Across the listing that follows, establish how many lines contain the string "pStrBotName" and provide that number by itself.
#####
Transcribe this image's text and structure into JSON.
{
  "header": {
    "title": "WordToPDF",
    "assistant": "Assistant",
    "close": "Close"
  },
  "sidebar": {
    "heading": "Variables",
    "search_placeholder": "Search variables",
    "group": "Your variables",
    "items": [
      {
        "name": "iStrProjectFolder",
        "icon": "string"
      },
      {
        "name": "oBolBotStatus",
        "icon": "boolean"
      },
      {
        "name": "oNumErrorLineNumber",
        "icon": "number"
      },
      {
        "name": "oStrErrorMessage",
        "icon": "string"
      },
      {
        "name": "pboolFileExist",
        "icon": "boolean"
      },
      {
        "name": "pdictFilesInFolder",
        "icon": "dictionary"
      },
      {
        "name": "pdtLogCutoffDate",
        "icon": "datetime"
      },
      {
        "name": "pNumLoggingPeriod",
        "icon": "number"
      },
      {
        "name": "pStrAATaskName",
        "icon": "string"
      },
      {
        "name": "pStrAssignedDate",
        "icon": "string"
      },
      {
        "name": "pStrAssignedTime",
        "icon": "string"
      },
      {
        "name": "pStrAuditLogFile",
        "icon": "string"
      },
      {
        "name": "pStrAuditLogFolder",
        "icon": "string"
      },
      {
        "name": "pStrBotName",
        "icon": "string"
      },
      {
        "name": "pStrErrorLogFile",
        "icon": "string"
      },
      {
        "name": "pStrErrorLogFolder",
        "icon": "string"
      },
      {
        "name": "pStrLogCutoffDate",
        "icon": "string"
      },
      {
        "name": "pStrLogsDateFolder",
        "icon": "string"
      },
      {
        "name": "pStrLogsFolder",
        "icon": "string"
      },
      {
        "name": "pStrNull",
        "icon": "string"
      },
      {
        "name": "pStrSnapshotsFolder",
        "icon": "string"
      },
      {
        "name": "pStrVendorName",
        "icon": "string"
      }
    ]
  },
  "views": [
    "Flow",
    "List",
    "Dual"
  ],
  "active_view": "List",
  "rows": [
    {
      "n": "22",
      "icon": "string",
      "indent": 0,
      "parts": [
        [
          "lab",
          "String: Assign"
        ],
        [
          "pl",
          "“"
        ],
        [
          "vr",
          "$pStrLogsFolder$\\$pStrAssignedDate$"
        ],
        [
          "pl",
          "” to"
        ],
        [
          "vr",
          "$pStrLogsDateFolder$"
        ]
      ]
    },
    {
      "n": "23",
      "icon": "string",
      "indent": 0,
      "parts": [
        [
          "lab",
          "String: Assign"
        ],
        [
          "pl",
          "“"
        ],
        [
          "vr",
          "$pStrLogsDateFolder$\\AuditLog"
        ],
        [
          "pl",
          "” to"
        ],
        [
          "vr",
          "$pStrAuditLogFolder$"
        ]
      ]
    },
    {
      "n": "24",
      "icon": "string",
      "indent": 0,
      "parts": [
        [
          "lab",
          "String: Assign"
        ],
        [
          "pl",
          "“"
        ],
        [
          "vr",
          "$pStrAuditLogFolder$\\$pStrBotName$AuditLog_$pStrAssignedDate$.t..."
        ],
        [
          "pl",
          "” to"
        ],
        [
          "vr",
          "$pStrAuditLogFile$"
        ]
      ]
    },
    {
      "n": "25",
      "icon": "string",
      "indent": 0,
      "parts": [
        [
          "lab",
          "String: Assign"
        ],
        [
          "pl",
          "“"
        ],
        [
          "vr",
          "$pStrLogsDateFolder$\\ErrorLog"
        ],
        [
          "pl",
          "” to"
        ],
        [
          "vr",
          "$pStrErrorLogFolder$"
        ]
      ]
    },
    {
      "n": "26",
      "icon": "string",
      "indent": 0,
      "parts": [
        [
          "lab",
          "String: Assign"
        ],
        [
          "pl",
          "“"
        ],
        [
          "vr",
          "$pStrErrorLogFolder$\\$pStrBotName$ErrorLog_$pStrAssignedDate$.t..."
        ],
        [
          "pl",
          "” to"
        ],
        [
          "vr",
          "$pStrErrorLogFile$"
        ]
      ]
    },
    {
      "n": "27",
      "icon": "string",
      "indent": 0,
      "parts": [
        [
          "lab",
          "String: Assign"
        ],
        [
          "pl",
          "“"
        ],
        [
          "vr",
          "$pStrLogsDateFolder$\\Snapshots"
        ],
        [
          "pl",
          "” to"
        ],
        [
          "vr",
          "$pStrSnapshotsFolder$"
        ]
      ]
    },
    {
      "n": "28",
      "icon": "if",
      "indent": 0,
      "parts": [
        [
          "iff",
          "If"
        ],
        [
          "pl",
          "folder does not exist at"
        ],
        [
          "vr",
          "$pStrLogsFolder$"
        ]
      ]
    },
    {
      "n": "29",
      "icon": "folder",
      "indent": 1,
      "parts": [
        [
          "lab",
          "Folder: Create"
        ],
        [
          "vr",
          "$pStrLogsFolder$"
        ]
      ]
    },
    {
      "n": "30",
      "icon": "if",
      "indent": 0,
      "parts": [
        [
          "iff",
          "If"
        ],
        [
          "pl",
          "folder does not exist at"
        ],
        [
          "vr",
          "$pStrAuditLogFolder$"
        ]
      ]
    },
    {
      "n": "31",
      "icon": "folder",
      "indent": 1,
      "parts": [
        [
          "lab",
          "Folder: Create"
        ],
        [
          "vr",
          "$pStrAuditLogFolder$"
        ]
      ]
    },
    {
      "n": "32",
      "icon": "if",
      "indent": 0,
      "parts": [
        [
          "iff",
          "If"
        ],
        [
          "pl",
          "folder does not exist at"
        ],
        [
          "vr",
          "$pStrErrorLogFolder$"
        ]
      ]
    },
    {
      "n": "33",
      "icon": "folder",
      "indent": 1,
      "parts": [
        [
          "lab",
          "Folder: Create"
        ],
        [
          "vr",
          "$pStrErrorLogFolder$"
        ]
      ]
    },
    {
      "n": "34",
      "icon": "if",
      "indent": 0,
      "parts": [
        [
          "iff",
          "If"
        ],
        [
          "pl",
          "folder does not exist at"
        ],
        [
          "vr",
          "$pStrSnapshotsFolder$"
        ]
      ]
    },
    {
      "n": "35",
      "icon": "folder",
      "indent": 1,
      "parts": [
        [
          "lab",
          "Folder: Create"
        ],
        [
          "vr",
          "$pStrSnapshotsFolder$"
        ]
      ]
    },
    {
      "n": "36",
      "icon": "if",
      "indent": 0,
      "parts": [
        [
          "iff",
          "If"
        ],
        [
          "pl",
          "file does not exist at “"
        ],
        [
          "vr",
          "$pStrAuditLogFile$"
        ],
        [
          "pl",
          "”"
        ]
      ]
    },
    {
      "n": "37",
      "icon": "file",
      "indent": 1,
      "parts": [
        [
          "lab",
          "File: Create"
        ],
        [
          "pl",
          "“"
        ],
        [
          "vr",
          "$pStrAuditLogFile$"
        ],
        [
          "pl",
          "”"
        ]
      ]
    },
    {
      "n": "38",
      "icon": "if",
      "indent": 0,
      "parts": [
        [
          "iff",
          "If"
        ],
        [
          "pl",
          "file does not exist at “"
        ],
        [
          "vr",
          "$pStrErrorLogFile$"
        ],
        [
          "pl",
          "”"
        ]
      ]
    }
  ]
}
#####
◆ Solution to this exercise: 3